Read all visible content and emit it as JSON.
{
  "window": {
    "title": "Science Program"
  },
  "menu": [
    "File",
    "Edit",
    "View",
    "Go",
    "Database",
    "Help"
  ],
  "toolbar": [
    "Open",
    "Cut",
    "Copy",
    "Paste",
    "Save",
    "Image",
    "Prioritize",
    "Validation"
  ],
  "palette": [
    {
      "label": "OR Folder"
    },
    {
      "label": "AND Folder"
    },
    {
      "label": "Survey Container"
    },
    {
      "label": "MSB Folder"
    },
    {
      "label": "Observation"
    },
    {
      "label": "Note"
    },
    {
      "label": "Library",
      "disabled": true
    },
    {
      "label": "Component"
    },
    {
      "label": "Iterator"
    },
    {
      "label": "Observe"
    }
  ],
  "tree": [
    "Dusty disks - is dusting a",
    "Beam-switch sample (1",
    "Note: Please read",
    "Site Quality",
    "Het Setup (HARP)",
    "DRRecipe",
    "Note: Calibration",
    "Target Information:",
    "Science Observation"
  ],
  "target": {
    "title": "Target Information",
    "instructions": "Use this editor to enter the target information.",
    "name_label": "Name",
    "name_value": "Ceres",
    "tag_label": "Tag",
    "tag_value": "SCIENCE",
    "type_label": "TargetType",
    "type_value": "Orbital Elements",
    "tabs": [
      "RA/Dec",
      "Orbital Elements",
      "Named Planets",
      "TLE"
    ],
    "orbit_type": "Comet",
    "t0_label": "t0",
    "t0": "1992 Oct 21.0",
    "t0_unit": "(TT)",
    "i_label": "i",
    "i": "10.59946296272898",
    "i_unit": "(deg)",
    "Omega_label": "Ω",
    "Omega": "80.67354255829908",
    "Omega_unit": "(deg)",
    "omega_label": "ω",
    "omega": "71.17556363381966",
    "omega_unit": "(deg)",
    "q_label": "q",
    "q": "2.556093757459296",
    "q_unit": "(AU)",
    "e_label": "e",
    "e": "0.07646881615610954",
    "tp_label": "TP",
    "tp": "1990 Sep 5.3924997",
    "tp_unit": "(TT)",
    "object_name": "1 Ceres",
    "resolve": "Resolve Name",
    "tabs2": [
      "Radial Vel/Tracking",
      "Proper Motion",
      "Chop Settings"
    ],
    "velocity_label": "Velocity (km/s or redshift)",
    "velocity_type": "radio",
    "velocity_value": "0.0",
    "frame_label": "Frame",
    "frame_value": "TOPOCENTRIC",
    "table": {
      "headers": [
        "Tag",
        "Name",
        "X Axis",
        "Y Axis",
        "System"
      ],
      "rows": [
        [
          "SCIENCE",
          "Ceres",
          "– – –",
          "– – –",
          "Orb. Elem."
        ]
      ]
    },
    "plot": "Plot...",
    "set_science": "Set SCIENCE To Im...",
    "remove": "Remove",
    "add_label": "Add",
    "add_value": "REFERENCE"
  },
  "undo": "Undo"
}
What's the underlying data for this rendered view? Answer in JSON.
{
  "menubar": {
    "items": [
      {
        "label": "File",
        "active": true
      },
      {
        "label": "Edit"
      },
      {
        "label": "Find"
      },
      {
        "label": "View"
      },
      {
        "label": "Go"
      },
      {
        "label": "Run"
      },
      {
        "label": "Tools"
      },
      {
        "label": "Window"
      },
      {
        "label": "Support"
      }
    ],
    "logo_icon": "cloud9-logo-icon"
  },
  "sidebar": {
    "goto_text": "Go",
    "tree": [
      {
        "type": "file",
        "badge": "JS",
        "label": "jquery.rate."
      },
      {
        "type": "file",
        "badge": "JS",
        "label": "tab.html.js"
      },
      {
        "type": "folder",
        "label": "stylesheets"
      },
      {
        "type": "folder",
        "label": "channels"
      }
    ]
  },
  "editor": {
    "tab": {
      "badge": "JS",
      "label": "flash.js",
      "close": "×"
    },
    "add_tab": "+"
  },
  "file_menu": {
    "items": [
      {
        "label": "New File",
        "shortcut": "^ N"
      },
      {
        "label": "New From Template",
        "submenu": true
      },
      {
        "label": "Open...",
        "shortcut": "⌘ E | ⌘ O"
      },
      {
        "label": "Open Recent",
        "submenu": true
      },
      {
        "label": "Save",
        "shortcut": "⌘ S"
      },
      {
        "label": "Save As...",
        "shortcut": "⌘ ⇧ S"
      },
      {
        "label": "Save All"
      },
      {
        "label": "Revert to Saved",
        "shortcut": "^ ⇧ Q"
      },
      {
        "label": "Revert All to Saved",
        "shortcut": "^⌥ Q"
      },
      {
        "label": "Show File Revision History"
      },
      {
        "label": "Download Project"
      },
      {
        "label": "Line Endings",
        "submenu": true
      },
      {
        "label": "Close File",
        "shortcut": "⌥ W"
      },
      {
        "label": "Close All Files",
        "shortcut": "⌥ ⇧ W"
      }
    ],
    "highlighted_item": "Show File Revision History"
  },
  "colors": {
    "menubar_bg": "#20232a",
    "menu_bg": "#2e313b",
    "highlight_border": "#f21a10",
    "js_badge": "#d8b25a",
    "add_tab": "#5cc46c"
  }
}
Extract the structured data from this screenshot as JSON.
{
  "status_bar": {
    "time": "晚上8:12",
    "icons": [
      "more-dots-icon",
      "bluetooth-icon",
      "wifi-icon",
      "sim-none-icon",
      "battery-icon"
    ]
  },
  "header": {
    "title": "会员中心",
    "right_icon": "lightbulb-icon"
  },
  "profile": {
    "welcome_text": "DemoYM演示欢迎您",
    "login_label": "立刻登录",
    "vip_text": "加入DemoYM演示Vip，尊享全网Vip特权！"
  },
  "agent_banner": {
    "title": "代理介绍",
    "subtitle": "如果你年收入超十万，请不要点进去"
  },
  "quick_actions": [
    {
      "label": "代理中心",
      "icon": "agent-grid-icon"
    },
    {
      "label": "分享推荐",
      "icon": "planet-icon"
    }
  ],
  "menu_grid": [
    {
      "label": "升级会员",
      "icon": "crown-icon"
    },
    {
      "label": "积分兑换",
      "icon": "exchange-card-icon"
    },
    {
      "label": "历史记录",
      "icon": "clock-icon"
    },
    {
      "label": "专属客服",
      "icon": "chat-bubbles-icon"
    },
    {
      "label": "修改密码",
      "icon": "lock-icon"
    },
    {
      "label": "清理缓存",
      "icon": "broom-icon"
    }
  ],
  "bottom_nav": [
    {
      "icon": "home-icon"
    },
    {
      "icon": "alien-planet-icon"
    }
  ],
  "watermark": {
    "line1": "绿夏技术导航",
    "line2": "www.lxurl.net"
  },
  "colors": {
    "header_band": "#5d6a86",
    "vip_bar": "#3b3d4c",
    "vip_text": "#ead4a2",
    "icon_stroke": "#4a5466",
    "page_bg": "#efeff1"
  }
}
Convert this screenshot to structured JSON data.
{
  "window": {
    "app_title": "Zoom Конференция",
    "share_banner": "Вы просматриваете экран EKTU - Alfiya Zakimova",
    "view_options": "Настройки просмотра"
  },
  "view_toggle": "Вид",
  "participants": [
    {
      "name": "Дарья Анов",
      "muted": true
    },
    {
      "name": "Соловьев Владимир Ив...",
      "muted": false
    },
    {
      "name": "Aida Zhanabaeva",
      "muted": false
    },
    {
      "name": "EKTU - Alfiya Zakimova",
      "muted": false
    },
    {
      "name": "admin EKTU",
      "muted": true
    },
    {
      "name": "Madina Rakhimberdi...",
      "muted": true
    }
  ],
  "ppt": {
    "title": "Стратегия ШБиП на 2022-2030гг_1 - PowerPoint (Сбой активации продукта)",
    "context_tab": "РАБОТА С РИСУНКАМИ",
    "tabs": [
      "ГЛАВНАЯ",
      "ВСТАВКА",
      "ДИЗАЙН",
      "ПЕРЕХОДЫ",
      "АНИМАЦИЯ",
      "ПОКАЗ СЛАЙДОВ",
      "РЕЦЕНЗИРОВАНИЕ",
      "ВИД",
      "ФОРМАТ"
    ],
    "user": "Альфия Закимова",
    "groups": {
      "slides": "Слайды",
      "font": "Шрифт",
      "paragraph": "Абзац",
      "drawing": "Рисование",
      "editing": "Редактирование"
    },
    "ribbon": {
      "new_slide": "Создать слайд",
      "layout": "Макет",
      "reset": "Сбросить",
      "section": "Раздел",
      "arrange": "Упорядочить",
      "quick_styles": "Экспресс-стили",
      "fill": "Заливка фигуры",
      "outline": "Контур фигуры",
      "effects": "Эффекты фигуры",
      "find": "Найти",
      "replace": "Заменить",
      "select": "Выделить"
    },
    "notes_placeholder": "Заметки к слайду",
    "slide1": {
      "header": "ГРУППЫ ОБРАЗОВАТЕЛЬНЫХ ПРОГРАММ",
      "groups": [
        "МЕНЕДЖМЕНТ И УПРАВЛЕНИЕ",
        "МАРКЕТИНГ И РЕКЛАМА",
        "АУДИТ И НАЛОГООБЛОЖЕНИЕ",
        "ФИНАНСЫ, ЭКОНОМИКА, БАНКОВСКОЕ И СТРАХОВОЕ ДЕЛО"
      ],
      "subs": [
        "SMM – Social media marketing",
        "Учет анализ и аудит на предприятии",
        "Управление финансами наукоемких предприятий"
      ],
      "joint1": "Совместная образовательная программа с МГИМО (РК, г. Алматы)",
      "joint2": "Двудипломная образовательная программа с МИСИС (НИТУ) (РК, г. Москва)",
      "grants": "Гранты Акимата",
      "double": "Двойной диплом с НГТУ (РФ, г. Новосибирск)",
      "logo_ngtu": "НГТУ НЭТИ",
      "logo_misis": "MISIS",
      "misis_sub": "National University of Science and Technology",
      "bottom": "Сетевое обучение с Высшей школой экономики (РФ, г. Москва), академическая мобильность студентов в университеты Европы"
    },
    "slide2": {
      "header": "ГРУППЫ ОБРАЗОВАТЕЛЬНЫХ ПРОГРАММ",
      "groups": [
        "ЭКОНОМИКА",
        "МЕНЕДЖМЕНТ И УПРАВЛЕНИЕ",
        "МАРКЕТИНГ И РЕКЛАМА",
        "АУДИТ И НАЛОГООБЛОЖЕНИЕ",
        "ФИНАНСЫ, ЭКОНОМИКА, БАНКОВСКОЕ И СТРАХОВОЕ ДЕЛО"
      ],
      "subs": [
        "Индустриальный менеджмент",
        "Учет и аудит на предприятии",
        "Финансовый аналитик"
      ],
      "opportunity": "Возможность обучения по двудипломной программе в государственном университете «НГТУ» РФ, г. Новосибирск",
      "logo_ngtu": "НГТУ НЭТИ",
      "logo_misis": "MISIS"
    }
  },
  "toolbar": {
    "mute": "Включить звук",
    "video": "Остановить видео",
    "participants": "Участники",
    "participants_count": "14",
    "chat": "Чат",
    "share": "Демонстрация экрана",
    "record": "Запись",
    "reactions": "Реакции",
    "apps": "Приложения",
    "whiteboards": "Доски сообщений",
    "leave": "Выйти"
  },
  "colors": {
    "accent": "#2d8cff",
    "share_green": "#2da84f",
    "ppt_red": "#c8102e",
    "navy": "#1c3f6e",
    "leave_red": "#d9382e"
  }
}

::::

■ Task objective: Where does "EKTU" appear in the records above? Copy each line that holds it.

■ Task answer:
    "share_banner": "Вы просматриваете экран EKTU - Alfiya Zakimova",
      "name": "EKTU - Alfiya Zakimova",
      "name": "admin EKTU",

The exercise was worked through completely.